Thirty days hath September,
April, June, and November.
All the rest have thirty-one,
Excepting February alone,
And that has twenty-eight days clear,
And twenty-nine in each leap year.
Memory is at the heart of memoir. It fuels unfolding stories. A memoir writer like me depends on it for inspiration. When there are glitches, I freeze: Trying to remember a word, I experience a flicker: Ah, it has three-syllables, begins with V. But what is that word?
One of my earliest memories is sitting in a high chair looking over the wooden tray and seeing the kitchen table covered in oilcloth with a red, black, white, and silver repeat pattern. It’s just a flicker, but I’ve experienced it so many times, I’ve convinced myself it is true.
In the blurry border between sleeping and awakening, a landscape often forms in my head: a cornfield disappearing acres away into a stand of trees. An image from my childhood, the picture is reinforced every time I look out the front window of my mother’s house where she has lived for over 70 years.
In probing my childhood . . . I see the awakening of consciousness as a series of spaced flashes, with the intervals between them gradually diminishing until bright blocks of perception are formed, affording memory a slippery hold.
Smells often arouse memory.

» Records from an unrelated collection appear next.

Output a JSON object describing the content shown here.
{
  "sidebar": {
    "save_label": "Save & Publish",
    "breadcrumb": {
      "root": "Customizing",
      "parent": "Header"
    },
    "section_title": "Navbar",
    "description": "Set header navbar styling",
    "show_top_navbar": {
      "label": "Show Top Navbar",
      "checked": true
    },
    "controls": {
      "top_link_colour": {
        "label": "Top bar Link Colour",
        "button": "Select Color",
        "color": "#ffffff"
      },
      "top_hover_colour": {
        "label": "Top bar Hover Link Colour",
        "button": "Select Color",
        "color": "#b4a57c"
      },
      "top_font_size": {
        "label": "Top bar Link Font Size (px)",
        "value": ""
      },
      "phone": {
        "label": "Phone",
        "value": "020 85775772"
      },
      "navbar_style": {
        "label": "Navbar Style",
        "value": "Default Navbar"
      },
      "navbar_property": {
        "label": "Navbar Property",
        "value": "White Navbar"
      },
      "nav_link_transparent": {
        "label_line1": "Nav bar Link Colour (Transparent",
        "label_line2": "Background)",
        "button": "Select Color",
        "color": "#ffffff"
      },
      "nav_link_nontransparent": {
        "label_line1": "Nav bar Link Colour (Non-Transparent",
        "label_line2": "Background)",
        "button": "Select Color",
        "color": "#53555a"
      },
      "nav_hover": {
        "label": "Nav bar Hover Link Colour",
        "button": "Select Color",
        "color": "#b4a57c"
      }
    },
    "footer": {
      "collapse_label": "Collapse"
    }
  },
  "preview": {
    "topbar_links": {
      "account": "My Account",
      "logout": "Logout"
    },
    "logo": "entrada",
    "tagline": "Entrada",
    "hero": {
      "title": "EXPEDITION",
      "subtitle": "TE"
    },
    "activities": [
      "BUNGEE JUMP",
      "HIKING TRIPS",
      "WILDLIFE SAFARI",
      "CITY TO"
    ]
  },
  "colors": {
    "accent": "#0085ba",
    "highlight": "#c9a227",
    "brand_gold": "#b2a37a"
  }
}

A sniff of hyacinth in the supermarket takes me right back to Grandma’s spring garden. My grandchildren’s Crayolas transport me to my own fresh box in first grade. Fresh ink . . . new second-grade textbook, Friends and Neighbors. Crinkly crepe paper, my Hallowe’en costume.
Smell is a potent wizard that transports us across thousands of years and all the miles and all the years we have lived.
Memory is erratic too. I used to think that if I remembered something, then it must be true. But maybe it is and maybe it isn’t. We all remember Grandma giving us a dose of whiskey with honey at times of extreme unction when we were deathly sick with the flu. We all agree it went down our throats like fire. But we disagree on the details. Was it Schenley? Or Jack Daniels? One or two tablespoons?
The brain invents stories and runs imagined and remembered events back and forth through time.
Edward O. Wilson
We all know stress shrinks memory, but “a good dose of sugar—found in dieter’s no-nos like jelly doughnuts, banana cream pie, and chocolate eclairs—markedly enhances it.” (Rupp)
Let me take a bite . . . . Well, it worked. I remember the word now: “VICTROLA!”
Source: Rupp, Rebecca. Committed to Memory: How We Remember and Why We Forget.
Hamlet — “There’s rosemary, that’s for remembrance.”
What flickers of memory came to mind as you read this?
About what memories do you and a family member disagree?